**REQUIREMENT:** Throughout the listing that follows, find each line with the word "name" and copy it.
-------- RECORDED INFORMATION
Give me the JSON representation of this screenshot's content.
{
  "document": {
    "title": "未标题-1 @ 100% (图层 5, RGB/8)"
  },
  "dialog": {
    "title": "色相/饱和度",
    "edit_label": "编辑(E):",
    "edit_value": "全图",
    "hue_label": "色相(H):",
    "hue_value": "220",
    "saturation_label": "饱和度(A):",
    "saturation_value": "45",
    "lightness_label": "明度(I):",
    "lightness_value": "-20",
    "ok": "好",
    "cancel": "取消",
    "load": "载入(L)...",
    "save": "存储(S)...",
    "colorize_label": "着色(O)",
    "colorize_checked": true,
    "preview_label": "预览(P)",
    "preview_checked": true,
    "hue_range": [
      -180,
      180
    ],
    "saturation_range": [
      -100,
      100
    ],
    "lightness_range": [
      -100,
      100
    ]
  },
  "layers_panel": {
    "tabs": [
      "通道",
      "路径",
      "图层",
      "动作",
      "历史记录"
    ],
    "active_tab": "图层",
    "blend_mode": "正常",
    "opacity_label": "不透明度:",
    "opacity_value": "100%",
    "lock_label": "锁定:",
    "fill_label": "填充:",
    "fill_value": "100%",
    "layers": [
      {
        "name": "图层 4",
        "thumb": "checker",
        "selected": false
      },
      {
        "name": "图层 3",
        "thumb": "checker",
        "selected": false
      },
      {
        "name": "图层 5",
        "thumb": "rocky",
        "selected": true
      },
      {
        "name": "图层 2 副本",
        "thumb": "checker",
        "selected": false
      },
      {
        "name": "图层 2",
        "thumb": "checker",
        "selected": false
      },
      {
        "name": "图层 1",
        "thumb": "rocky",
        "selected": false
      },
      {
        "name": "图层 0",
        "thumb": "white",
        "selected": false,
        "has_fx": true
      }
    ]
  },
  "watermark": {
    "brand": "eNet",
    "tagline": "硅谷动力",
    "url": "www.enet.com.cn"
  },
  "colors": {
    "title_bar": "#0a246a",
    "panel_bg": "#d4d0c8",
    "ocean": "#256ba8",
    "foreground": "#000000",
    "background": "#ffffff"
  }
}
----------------
**WRITTEN RESPONSE:**
        "name": "图层 4",
        "name": "图层 3",
        "name": "图层 5",
        "name": "图层 2 副本",
        "name": "图层 2",
        "name": "图层 1",
        "name": "图层 0",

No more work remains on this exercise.